***** DATA IN THIS EXERCISE

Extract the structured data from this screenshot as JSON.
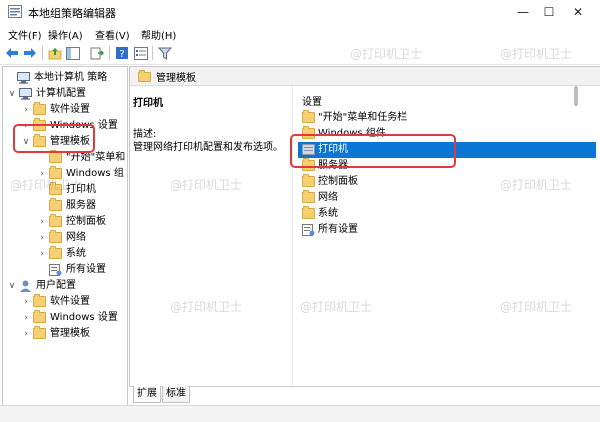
{
  "window": {
    "title": "本地组策略编辑器",
    "minimize": "—",
    "maximize": "☐",
    "close": "✕"
  },
  "menu": [
    "文件(F)",
    "操作(A)",
    "查看(V)",
    "帮助(H)"
  ],
  "toolbar": {
    "icons": [
      "back-arrow-icon",
      "forward-arrow-icon",
      "up-folder-icon",
      "show-hide-tree-icon",
      "export-list-icon",
      "help-icon",
      "properties-icon",
      "filter-icon"
    ]
  },
  "tree": {
    "items": [
      {
        "label": "本地计算机 策略",
        "level": 0,
        "twisty": "",
        "icon": "computer-policy-icon"
      },
      {
        "label": "计算机配置",
        "level": 1,
        "twisty": "∨",
        "icon": "computer-icon"
      },
      {
        "label": "软件设置",
        "level": 2,
        "twisty": "›",
        "icon": "folder-icon"
      },
      {
        "label": "Windows 设置",
        "level": 2,
        "twisty": "›",
        "icon": "folder-icon"
      },
      {
        "label": "管理模板",
        "level": 2,
        "twisty": "∨",
        "icon": "folder-icon"
      },
      {
        "label": "\"开始\"菜单和",
        "level": 3,
        "twisty": "",
        "icon": "folder-icon"
      },
      {
        "label": "Windows 组",
        "level": 3,
        "twisty": "›",
        "icon": "folder-icon"
      },
      {
        "label": "打印机",
        "level": 3,
        "twisty": "",
        "icon": "folder-icon"
      },
      {
        "label": "服务器",
        "level": 3,
        "twisty": "",
        "icon": "folder-icon"
      },
      {
        "label": "控制面板",
        "level": 3,
        "twisty": "›",
        "icon": "folder-icon"
      },
      {
        "label": "网络",
        "level": 3,
        "twisty": "›",
        "icon": "folder-icon"
      },
      {
        "label": "系统",
        "level": 3,
        "twisty": "›",
        "icon": "folder-icon"
      },
      {
        "label": "所有设置",
        "level": 3,
        "twisty": "",
        "icon": "all-settings-icon"
      },
      {
        "label": "用户配置",
        "level": 1,
        "twisty": "∨",
        "icon": "user-icon"
      },
      {
        "label": "软件设置",
        "level": 2,
        "twisty": "›",
        "icon": "folder-icon"
      },
      {
        "label": "Windows 设置",
        "level": 2,
        "twisty": "›",
        "icon": "folder-icon"
      },
      {
        "label": "管理模板",
        "level": 2,
        "twisty": "›",
        "icon": "folder-icon"
      }
    ]
  },
  "right": {
    "header": "管理模板",
    "detail_title": "打印机",
    "desc_label": "描述:",
    "desc_text": "管理网络打印机配置和发布选项。",
    "column_header": "设置",
    "items": [
      {
        "label": "\"开始\"菜单和任务栏",
        "icon": "folder-icon",
        "selected": false
      },
      {
        "label": "Windows 组件",
        "icon": "folder-icon",
        "selected": false
      },
      {
        "label": "打印机",
        "icon": "folder-icon",
        "selected": true
      },
      {
        "label": "服务器",
        "icon": "folder-icon",
        "selected": false
      },
      {
        "label": "控制面板",
        "icon": "folder-icon",
        "selected": false
      },
      {
        "label": "网络",
        "icon": "folder-icon",
        "selected": false
      },
      {
        "label": "系统",
        "icon": "folder-icon",
        "selected": false
      },
      {
        "label": "所有设置",
        "icon": "all-settings-icon",
        "selected": false
      }
    ]
  },
  "tabs": [
    "扩展",
    "标准"
  ],
  "watermark": "@打印机卫士",
  "colors": {
    "selection": "#0a76d6",
    "highlight_box": "#e23a3a",
    "folder": "#f5cf72"
  }
}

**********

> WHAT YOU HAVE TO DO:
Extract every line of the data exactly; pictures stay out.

> RESULT:
Extract the structured data from this screenshot as JSON.
{
  "window": {
    "title": "本地组策略编辑器",
    "minimize": "—",
    "maximize": "☐",
    "close": "✕"
  },
  "menu": [
    "文件(F)",
    "操作(A)",
    "查看(V)",
    "帮助(H)"
  ],
  "toolbar": {
    "icons": [
      "back-arrow-icon",
      "forward-arrow-icon",
      "up-folder-icon",
      "show-hide-tree-icon",
      "export-list-icon",
      "help-icon",
      "properties-icon",
      "filter-icon"
    ]
  },
  "tree": {
    "items": [
      {
        "label": "本地计算机 策略",
        "level": 0,
        "twisty": "",
        "icon": "computer-policy-icon"
      },
      {
        "label": "计算机配置",
        "level": 1,
        "twisty": "∨",
        "icon": "computer-icon"
      },
      {
        "label": "软件设置",
        "level": 2,
        "twisty": "›",
        "icon": "folder-icon"
      },
      {
        "label": "Windows 设置",
        "level": 2,
        "twisty": "›",
        "icon": "folder-icon"
      },
      {
        "label": "管理模板",
        "level": 2,
        "twisty": "∨",
        "icon": "folder-icon"
      },
      {
        "label": "\"开始\"菜单和",
        "level": 3,
        "twisty": "",
        "icon": "folder-icon"
      },
      {
        "label": "Windows 组",
        "level": 3,
        "twisty": "›",
        "icon": "folder-icon"
      },
      {
        "label": "打印机",
        "level": 3,
        "twisty": "",
        "icon": "folder-icon"
      },
      {
        "label": "服务器",
        "level": 3,
        "twisty": "",
        "icon": "folder-icon"
      },
      {
        "label": "控制面板",
        "level": 3,
        "twisty": "›",
        "icon": "folder-icon"
      },
      {
        "label": "网络",
        "level": 3,
        "twisty": "›",
        "icon": "folder-icon"
      },
      {
        "label": "系统",
        "level": 3,
        "twisty": "›",
        "icon": "folder-icon"
      },
      {
        "label": "所有设置",
        "level": 3,
        "twisty": "",
        "icon": "all-settings-icon"
      },
      {
        "label": "用户配置",
        "level": 1,
        "twisty": "∨",
        "icon": "user-icon"
      },
      {
        "label": "软件设置",
        "level": 2,
        "twisty": "›",
        "icon": "folder-icon"
      },
      {
        "label": "Windows 设置",
        "level": 2,
        "twisty": "›",
        "icon": "folder-icon"
      },
      {
        "label": "管理模板",
        "level": 2,
        "twisty": "›",
        "icon": "folder-icon"
      }
    ]
  },
  "right": {
    "header": "管理模板",
    "detail_title": "打印机",
    "desc_label": "描述:",
    "desc_text": "管理网络打印机配置和发布选项。",
    "column_header": "设置",
    "items": [
      {
        "label": "\"开始\"菜单和任务栏",
        "icon": "folder-icon",
        "selected": false
      },
      {
        "label": "Windows 组件",
        "icon": "folder-icon",
        "selected": false
      },
      {
        "label": "打印机",
        "icon": "folder-icon",
        "selected": true
      },
      {
        "label": "服务器",
        "icon": "folder-icon",
        "selected": false
      },
      {
        "label": "控制面板",
        "icon": "folder-icon",
        "selected": false
      },
      {
        "label": "网络",
        "icon": "folder-icon",
        "selected": false
      },
      {
        "label": "系统",
        "icon": "folder-icon",
        "selected": false
      },
      {
        "label": "所有设置",
        "icon": "all-settings-icon",
        "selected": false
      }
    ]
  },
  "tabs": [
    "扩展",
    "标准"
  ],
  "watermark": "@打印机卫士",
  "colors": {
    "selection": "#0a76d6",
    "highlight_box": "#e23a3a",
    "folder": "#f5cf72"
  }
}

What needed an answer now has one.